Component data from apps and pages
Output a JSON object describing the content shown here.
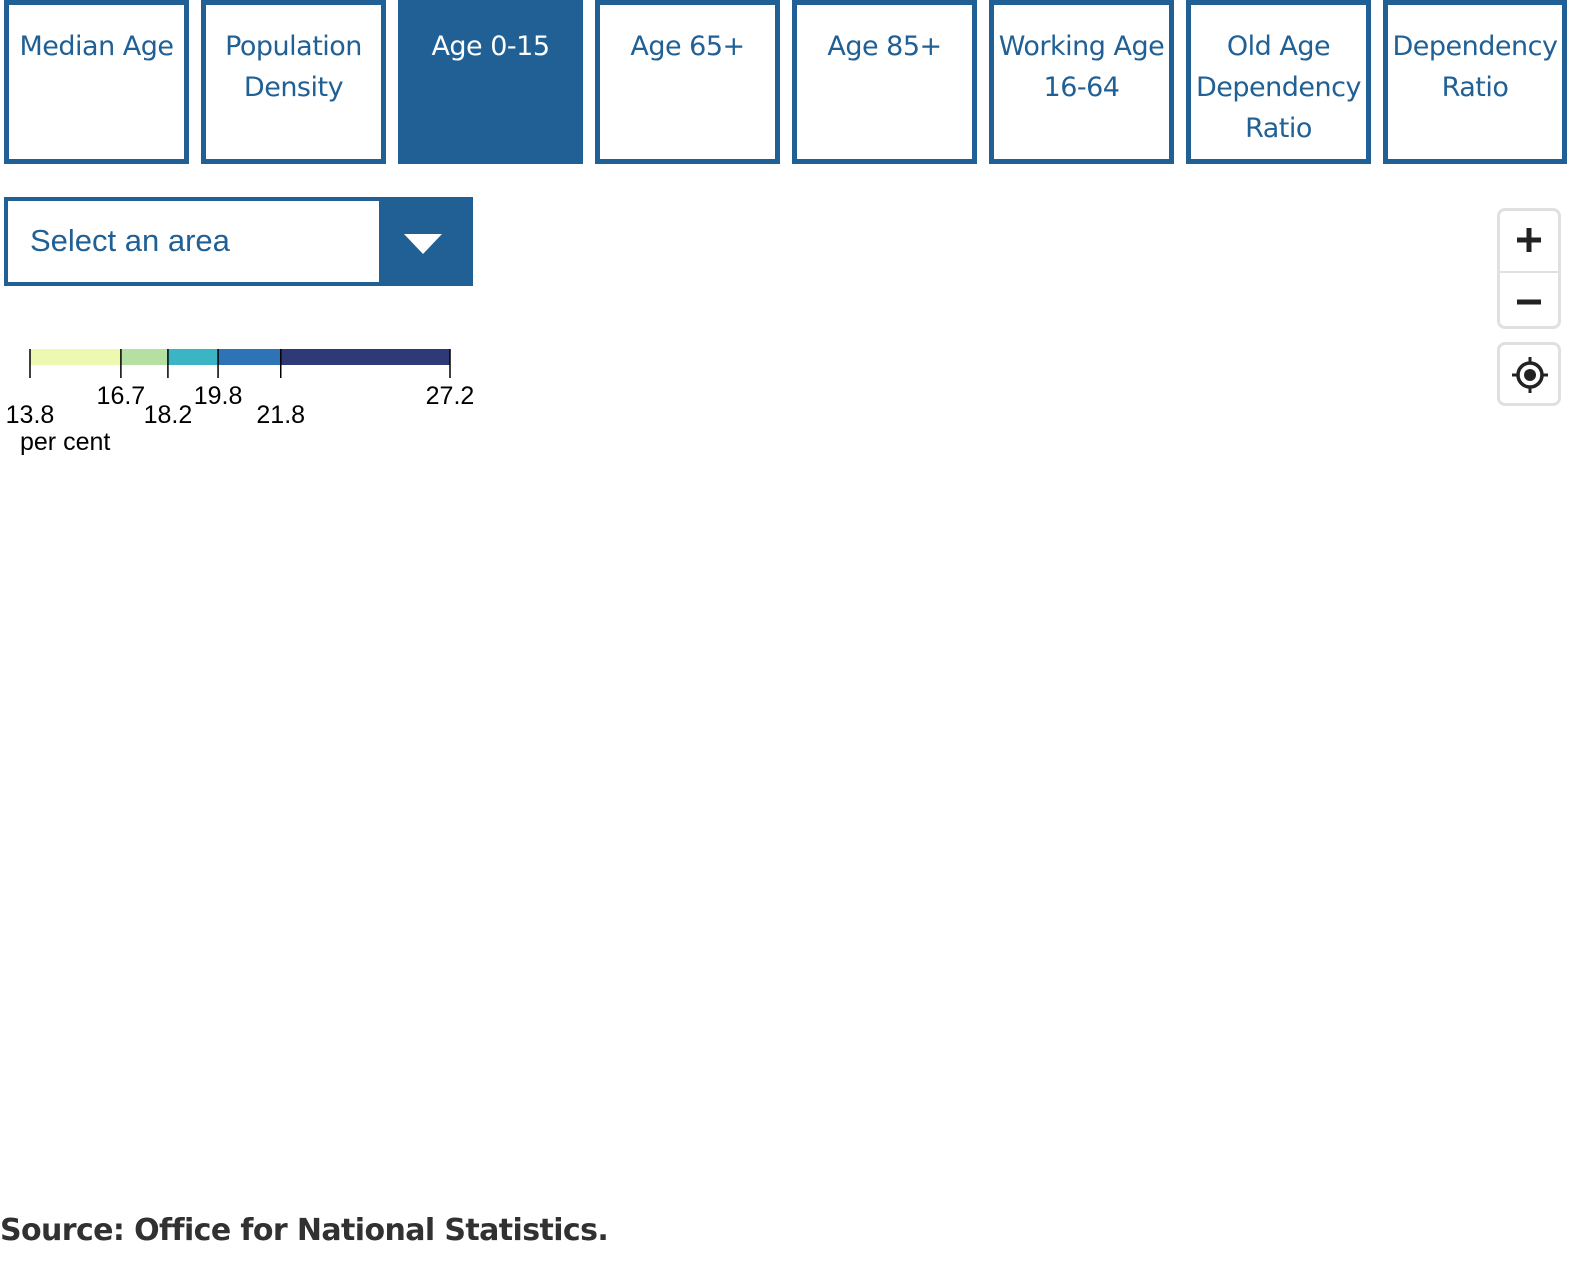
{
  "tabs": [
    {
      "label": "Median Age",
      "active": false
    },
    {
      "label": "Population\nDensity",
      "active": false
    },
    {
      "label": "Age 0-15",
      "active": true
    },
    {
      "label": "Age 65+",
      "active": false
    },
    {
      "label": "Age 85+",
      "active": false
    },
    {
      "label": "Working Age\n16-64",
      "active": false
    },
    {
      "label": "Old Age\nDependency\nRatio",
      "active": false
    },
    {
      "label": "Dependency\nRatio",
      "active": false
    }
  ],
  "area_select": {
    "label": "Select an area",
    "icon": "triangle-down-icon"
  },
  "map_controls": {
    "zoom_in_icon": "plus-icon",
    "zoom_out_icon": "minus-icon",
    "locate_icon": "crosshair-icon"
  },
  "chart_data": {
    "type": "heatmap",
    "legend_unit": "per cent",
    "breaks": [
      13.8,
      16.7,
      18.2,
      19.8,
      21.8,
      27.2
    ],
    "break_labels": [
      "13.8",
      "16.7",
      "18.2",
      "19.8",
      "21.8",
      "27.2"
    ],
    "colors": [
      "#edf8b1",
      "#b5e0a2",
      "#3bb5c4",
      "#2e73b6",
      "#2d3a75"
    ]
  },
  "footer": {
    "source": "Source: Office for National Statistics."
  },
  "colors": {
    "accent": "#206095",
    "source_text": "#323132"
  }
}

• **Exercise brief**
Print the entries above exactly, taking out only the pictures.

• **Answer box**
Output a JSON object describing the content shown here.
{
  "tabs": [
    {
      "label": "Median Age",
      "active": false
    },
    {
      "label": "Population\nDensity",
      "active": false
    },
    {
      "label": "Age 0-15",
      "active": true
    },
    {
      "label": "Age 65+",
      "active": false
    },
    {
      "label": "Age 85+",
      "active": false
    },
    {
      "label": "Working Age\n16-64",
      "active": false
    },
    {
      "label": "Old Age\nDependency\nRatio",
      "active": false
    },
    {
      "label": "Dependency\nRatio",
      "active": false
    }
  ],
  "area_select": {
    "label": "Select an area",
    "icon": "triangle-down-icon"
  },
  "map_controls": {
    "zoom_in_icon": "plus-icon",
    "zoom_out_icon": "minus-icon",
    "locate_icon": "crosshair-icon"
  },
  "chart_data": {
    "type": "heatmap",
    "legend_unit": "per cent",
    "breaks": [
      13.8,
      16.7,
      18.2,
      19.8,
      21.8,
      27.2
    ],
    "break_labels": [
      "13.8",
      "16.7",
      "18.2",
      "19.8",
      "21.8",
      "27.2"
    ],
    "colors": [
      "#edf8b1",
      "#b5e0a2",
      "#3bb5c4",
      "#2e73b6",
      "#2d3a75"
    ]
  },
  "footer": {
    "source": "Source: Office for National Statistics."
  },
  "colors": {
    "accent": "#206095",
    "source_text": "#323132"
  }
}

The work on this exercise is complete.